*EXERCISE DIRECTIONS*: In the listing, find every line that has the string "this" and copy it.
------------------------------------------------------------
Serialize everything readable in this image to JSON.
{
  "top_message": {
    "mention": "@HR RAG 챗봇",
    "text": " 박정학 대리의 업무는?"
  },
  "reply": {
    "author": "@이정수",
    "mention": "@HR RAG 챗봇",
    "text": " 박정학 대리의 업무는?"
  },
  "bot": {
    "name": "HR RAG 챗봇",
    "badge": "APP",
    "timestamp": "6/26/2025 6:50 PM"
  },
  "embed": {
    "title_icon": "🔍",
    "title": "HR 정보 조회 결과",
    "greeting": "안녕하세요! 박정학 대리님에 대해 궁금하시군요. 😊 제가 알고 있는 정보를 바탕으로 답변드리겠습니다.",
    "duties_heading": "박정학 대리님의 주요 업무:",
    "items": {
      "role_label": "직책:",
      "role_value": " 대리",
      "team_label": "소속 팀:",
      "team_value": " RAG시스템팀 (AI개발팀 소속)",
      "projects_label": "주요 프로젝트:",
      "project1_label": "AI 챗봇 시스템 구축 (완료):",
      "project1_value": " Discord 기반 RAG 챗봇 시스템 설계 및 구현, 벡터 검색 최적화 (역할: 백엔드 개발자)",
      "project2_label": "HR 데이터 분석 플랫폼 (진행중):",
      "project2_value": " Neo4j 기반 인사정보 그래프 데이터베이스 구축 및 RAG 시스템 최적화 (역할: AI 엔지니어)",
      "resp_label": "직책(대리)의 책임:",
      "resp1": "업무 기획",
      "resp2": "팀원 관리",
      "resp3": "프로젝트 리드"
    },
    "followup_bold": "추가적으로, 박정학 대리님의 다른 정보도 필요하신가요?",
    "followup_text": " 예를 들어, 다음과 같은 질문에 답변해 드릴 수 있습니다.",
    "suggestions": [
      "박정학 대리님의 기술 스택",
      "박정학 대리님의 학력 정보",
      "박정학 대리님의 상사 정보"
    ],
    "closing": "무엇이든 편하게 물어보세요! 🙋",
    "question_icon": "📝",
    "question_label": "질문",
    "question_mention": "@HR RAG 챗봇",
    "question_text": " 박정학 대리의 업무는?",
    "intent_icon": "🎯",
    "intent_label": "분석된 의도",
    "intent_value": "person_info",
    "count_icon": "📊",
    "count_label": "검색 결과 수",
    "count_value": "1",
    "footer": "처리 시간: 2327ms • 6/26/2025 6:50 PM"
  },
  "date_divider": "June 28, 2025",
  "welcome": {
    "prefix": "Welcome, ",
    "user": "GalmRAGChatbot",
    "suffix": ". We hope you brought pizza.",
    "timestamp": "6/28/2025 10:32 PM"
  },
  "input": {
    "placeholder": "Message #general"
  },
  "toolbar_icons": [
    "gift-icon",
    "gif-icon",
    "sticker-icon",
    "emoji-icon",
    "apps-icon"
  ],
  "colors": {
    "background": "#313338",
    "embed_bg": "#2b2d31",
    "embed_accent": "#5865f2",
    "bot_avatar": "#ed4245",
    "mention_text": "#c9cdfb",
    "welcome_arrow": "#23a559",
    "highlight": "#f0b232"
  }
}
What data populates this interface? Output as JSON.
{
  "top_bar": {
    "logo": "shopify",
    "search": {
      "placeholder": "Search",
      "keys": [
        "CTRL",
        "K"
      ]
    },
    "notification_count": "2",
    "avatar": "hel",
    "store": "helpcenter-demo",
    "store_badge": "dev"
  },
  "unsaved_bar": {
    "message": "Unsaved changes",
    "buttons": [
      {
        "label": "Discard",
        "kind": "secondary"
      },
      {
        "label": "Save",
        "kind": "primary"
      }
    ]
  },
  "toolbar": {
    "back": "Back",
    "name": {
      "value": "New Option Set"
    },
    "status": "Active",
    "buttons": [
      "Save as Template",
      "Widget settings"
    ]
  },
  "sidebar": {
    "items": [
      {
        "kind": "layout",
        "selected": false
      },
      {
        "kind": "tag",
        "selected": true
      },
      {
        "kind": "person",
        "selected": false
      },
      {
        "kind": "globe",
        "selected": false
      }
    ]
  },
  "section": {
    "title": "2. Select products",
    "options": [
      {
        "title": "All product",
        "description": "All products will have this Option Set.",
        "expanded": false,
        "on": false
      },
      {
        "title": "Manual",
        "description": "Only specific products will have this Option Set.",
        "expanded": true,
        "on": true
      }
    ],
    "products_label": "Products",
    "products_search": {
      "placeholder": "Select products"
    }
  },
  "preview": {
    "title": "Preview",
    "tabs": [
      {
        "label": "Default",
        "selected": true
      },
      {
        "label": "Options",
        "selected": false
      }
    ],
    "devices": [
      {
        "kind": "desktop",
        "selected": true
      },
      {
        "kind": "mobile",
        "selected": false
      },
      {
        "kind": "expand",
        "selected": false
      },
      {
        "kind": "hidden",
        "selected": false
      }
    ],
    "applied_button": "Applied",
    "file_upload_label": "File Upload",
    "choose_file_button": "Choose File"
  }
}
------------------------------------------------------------
*WRITTEN SOLUTION*:
Serialize everything readable in this image to JSON.
What data populates this interface? Output as JSON.
        "description": "All products will have this Option Set.",
        "description": "Only specific products will have this Option Set.",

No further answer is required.